That trade was made by an actual trader, but several automated trading programs picked up on the big sale and the price drop, and automatically followed suit. Those S&P futures are considered bellwethers for the stocks in the S&P 500, so when traders saw the futures plunging, many of them began selling off the underlying stocks as well.

Eventually, cooler heads prevailed, and the market quickly made back all those losses when people realized the drop had been caused by, essentially, nothing. The SEC hasn't yet decided if it needs to implement additional regulations to keep such plunges from happening in the future, although it has put circuit breakers on the market to halt or slow trades of any stock that moves more than 10 percent in a five-minute period.

Monday, October 4, 2010

The End of TARP

Last week, the Treasury Department announced that it was in the process of unwinding the billions of dollars it had loaned AIG, the insurance giant at the center of the financial meltdown, and that the government might actually turn a profit on that aspect of the TARP program. TARP is in many ways officially over, so the New York Times yesterday provided a bit of a postmortem on the program. Some highlights:
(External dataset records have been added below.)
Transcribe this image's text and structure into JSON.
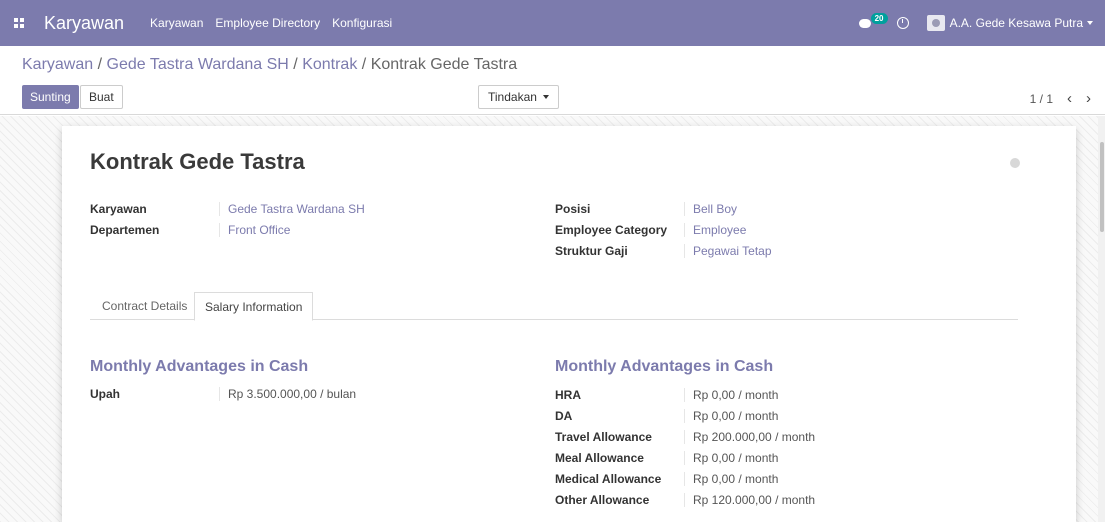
{
  "navbar": {
    "app_title": "Karyawan",
    "menu": [
      "Karyawan",
      "Employee Directory",
      "Konfigurasi"
    ],
    "chat_count": "20",
    "user_name": "A.A. Gede Kesawa Putra"
  },
  "breadcrumb": {
    "items": [
      "Karyawan",
      "Gede Tastra Wardana SH",
      "Kontrak"
    ],
    "current": "Kontrak Gede Tastra",
    "separator": "/"
  },
  "buttons": {
    "edit": "Sunting",
    "create": "Buat",
    "action": "Tindakan"
  },
  "pager": {
    "value": "1 / 1"
  },
  "record": {
    "title": "Kontrak Gede Tastra",
    "left_fields": [
      {
        "label": "Karyawan",
        "value": "Gede Tastra Wardana SH"
      },
      {
        "label": "Departemen",
        "value": "Front Office"
      }
    ],
    "right_fields": [
      {
        "label": "Posisi",
        "value": "Bell Boy"
      },
      {
        "label": "Employee Category",
        "value": "Employee"
      },
      {
        "label": "Struktur Gaji",
        "value": "Pegawai Tetap"
      }
    ]
  },
  "tabs": [
    "Contract Details",
    "Salary Information"
  ],
  "active_tab": "Salary Information",
  "salary": {
    "left_section": {
      "title": "Monthly Advantages in Cash",
      "fields": [
        {
          "label": "Upah",
          "value": "Rp 3.500.000,00 / bulan"
        }
      ]
    },
    "right_section": {
      "title": "Monthly Advantages in Cash",
      "fields": [
        {
          "label": "HRA",
          "value": "Rp 0,00 / month"
        },
        {
          "label": "DA",
          "value": "Rp 0,00 / month"
        },
        {
          "label": "Travel Allowance",
          "value": "Rp 200.000,00 / month"
        },
        {
          "label": "Meal Allowance",
          "value": "Rp 0,00 / month"
        },
        {
          "label": "Medical Allowance",
          "value": "Rp 0,00 / month"
        },
        {
          "label": "Other Allowance",
          "value": "Rp 120.000,00 / month"
        }
      ]
    }
  },
  "colors": {
    "brand": "#7c7bad",
    "badge": "#00a09d"
  }
}
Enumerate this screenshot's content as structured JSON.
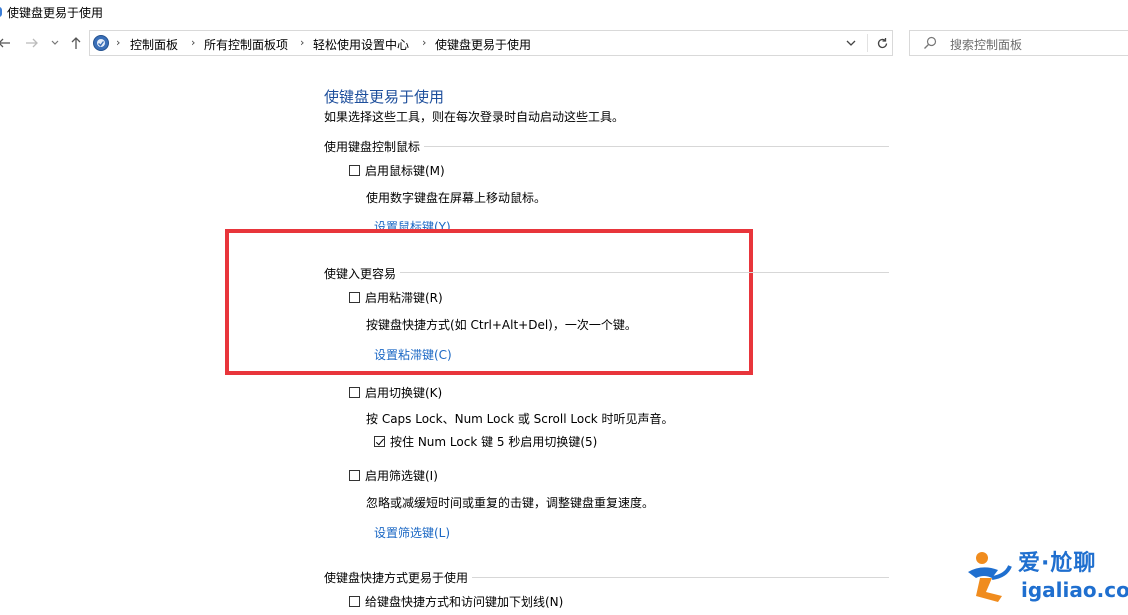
{
  "window": {
    "title": "使键盘更易于使用"
  },
  "nav": {
    "breadcrumb": [
      "控制面板",
      "所有控制面板项",
      "轻松使用设置中心",
      "使键盘更易于使用"
    ],
    "search_placeholder": "搜索控制面板"
  },
  "main": {
    "heading": "使键盘更易于使用",
    "subtitle": "如果选择这些工具，则在每次登录时自动启动这些工具。",
    "sections": [
      {
        "title": "使用键盘控制鼠标",
        "items": [
          {
            "checkbox": "启用鼠标键(M)",
            "checked": false,
            "description": "使用数字键盘在屏幕上移动鼠标。",
            "link": "设置鼠标键(Y)"
          }
        ]
      },
      {
        "title": "使键入更容易",
        "items": [
          {
            "checkbox": "启用粘滞键(R)",
            "checked": false,
            "description": "按键盘快捷方式(如 Ctrl+Alt+Del)，一次一个键。",
            "link": "设置粘滞键(C)"
          },
          {
            "checkbox": "启用切换键(K)",
            "checked": false,
            "description": "按 Caps Lock、Num Lock 或 Scroll Lock 时听见声音。",
            "sub_checkbox": "按住 Num Lock 键 5 秒启用切换键(5)",
            "sub_checked": true
          },
          {
            "checkbox": "启用筛选键(I)",
            "checked": false,
            "description": "忽略或减缓短时间或重复的击键，调整键盘重复速度。",
            "link": "设置筛选键(L)"
          }
        ]
      },
      {
        "title": "使键盘快捷方式更易于使用",
        "items": [
          {
            "checkbox": "给键盘快捷方式和访问键加下划线(N)",
            "checked": false
          }
        ]
      }
    ]
  },
  "watermark": {
    "title": "爱·尬聊",
    "url": "igaliao.com"
  },
  "colors": {
    "heading": "#1e4f9c",
    "link": "#1a67c4",
    "highlight": "#e8353b",
    "watermark": "#1f6fcf"
  }
}
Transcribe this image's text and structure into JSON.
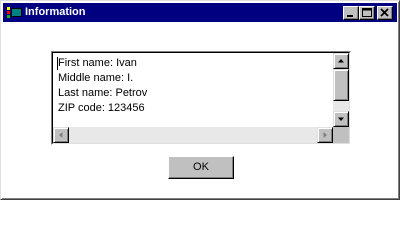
{
  "window": {
    "title": "Information",
    "title_bar_color": "#000080",
    "icon": "app-icon",
    "controls": [
      "minimize-icon",
      "maximize-icon",
      "close-icon"
    ]
  },
  "info_text": {
    "lines": [
      "First name: Ivan",
      "Middle name: I.",
      "Last name: Petrov",
      "ZIP code: 123456"
    ]
  },
  "scrollbars": {
    "vertical_icons": [
      "scroll-up-arrow-icon",
      "scroll-down-arrow-icon"
    ],
    "horizontal_icons": [
      "scroll-left-arrow-icon",
      "scroll-right-arrow-icon"
    ]
  },
  "buttons": {
    "ok_label": "OK"
  }
}
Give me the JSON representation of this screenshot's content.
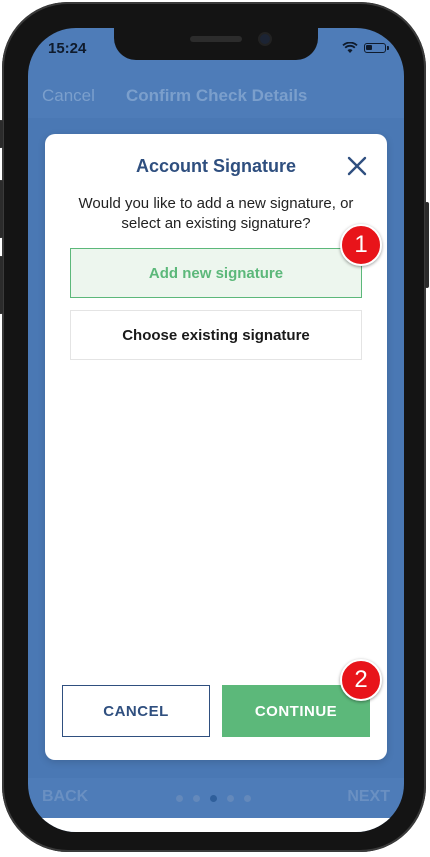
{
  "status": {
    "time": "15:24"
  },
  "nav": {
    "cancel_label": "Cancel",
    "title": "Confirm Check Details"
  },
  "bottom": {
    "back_label": "BACK",
    "next_label": "NEXT"
  },
  "modal": {
    "title": "Account Signature",
    "message": "Would you like to add a new signature, or select an existing signature?",
    "options": {
      "add_new": "Add new signature",
      "choose_existing": "Choose existing signature"
    },
    "cancel_label": "CANCEL",
    "continue_label": "CONTINUE"
  },
  "annotations": {
    "step1": "1",
    "step2": "2"
  },
  "colors": {
    "accent_green": "#5cb87a",
    "primary_blue": "#2f4f7f",
    "badge_red": "#e8141a"
  },
  "icons": {
    "close": "close-icon",
    "wifi": "wifi-icon",
    "battery": "battery-icon"
  }
}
* Although the bailout fund was initially funded with $700 billion, and is often described that way, it was actually reduced to $475 billion by the financial reform act passed last summer.

* Banks received $250 billion, of which $158 billion has been paid back. The government projects that this aspect of the program will eventually result in a profit of $5 billion to $20 billion for the Feds.

* The Big Three automakers got $82 billion, including money for lenders like Chrysler Financial and GMAC. Of that, about $15 billion has been paid back. For this part of the program, the government expects to eventually lose from $15 billion to $34 billion.

* A fund of $46 billion was created to help troubled homeowners modify their mortgages, but this has been a failure. Only 15 percent of eligible loans have been modified, and all the money is expected to be lost.

Friday, October 1, 2010

Double Dose of Strength

We had good news from two disparate sectors of the economy on Thursday, which may be a positive signal for this recovery. First of all, the manufacturing sector posted surprisingly strong figures in September, with the Institute for Supply Management's business barometer soaring to 60.4. Anything over 50 is considered to indicate expansion. The economists surveyed had expected the number to come in around 55.

Meanwhile, retail stocks posted their biggest quarterly gain since 2003 for the quarter that ended yesterday. The S&P Retail Index was up 19 percent, with the biggest gainers being Liz Claiborne (up 44 percent for the quarter) and the Warnaco Group (up 41 percent).

Those factors probably fueled the mild drop in workers filing new unemployment claims, which dropped by 16 percent last week. None of these figures on its own is the sign of a rip-roaring recovery, but the fact that they're so broad-based gives us reason for cautious optimism.